Date of Conferral



Doctor of Education (Ed.D.)




Derek Schroll


Education reform in schools has focused on inclusion of all students in general education environments and accountability measures. Students with cognitive impairments are mandated to participate in standards-based alternate assessments. Special education teachers in a school district in a southeastern state in this study have been faced with the challenge of implementing these assessments. A bounded case study design was used to examine their perceptions of the use of standards-based alternate assessments for students with cognitive impairments. Guiding research questions focused on the nature and process of implementing alternate assessments. Resistance to change was the conceptual framework.
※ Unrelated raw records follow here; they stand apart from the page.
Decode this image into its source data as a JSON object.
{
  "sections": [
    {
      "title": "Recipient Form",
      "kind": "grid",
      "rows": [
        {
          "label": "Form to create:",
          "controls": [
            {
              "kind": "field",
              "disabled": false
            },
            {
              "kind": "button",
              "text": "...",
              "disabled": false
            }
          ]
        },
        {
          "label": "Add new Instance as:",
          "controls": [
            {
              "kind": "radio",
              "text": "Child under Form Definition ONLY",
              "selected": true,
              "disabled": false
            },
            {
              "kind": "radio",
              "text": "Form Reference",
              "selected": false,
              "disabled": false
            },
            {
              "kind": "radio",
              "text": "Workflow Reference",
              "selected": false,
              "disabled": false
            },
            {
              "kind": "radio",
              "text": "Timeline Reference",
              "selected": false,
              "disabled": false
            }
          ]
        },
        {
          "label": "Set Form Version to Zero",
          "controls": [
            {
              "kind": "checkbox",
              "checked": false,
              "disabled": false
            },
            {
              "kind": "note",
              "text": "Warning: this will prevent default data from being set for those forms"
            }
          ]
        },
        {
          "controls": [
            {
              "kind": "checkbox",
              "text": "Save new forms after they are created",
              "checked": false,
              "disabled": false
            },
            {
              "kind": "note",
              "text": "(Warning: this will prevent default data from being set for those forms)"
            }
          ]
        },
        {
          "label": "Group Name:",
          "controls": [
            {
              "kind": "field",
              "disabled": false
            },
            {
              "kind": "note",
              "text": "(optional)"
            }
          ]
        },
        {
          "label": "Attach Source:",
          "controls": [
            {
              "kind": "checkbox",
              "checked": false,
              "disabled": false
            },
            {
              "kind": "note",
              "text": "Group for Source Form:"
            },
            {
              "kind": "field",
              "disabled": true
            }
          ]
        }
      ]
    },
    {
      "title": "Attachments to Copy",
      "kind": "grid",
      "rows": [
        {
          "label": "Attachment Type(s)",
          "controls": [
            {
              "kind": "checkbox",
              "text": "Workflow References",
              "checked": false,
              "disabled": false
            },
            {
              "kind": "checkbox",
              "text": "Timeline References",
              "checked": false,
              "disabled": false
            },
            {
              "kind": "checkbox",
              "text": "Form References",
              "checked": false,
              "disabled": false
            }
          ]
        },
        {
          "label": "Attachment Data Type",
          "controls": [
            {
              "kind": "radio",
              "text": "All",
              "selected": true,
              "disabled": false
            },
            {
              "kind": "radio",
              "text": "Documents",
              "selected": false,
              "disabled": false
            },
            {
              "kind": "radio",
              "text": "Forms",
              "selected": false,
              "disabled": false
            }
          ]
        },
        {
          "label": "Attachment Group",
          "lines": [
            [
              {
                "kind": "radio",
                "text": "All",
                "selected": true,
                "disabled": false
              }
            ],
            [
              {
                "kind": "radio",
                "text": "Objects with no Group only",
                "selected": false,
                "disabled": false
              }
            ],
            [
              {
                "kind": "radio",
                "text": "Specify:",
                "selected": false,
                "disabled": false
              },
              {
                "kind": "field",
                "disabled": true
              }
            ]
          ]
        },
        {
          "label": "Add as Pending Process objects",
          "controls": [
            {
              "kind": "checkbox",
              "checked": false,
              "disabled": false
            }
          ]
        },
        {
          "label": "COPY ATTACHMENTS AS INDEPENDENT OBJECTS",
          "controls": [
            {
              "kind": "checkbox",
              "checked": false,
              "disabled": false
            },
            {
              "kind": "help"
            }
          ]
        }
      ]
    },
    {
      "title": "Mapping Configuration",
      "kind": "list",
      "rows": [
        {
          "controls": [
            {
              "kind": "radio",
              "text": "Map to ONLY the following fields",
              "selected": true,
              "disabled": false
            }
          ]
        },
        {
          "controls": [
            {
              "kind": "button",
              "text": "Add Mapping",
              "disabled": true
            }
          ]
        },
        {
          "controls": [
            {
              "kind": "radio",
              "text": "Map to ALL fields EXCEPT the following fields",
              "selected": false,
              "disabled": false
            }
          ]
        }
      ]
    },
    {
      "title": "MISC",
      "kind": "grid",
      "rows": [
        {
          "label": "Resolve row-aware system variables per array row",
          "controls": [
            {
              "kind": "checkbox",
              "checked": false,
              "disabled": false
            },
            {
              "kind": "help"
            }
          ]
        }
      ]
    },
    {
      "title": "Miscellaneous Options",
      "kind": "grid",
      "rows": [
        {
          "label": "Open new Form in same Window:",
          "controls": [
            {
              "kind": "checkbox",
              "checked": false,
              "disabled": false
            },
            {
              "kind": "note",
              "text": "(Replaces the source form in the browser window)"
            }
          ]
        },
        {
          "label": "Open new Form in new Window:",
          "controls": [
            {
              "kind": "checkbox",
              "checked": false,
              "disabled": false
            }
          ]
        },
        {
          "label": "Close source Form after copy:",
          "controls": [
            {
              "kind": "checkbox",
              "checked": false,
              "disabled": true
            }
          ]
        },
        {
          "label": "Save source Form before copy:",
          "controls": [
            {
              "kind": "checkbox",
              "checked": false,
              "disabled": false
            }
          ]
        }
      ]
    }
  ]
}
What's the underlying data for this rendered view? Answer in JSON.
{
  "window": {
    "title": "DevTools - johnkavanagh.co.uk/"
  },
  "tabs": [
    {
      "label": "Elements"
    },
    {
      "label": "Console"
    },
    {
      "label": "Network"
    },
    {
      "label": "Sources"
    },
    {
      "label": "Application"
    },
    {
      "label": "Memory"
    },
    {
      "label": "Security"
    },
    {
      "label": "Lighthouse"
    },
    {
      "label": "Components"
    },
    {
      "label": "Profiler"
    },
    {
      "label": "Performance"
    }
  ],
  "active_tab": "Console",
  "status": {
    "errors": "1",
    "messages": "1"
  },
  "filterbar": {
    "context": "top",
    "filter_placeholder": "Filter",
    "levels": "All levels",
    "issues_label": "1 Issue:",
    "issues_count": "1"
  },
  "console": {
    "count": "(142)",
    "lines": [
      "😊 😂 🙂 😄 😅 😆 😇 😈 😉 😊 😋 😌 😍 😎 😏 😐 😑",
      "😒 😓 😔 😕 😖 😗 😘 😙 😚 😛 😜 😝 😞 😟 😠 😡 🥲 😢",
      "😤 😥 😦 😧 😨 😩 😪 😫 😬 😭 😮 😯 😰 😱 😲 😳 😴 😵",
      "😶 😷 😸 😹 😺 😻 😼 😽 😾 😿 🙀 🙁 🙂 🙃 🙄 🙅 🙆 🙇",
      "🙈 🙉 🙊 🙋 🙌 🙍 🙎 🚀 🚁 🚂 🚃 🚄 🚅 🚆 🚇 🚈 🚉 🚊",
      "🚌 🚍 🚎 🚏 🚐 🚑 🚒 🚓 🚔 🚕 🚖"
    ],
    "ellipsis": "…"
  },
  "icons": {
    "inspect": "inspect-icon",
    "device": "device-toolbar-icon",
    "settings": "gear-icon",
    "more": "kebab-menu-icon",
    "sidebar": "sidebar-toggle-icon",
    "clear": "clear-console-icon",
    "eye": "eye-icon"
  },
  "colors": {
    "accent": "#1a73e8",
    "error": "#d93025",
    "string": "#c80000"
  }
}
The bounded case included 3 elementary, 1 middle school, and 4 high school special education teachers who have taught students with mild to moderate cognitive disabilities in self-contained classrooms in the district. Teachers were interviewed and data were coded and analyzed for common themes. Results included implementation concerns such as time for administration, scoring issues, lack of usefulness of assessment results, inappropriate expectations for performance, and lack of validity of assessments for cognitively impaired students. Recommendations included decision makers' reconsideration of the procedures for implementation and establishing validity and usefulness of standards-based alternate assessments. Findings in this study reflected teachers' resistance to change, but were informative in providing local decision makers with an opportunity for social change that includes examination of where current policy fails to accommodate students with cognitive impairments and creation of appropriate policy and assessments that actually benefit those students.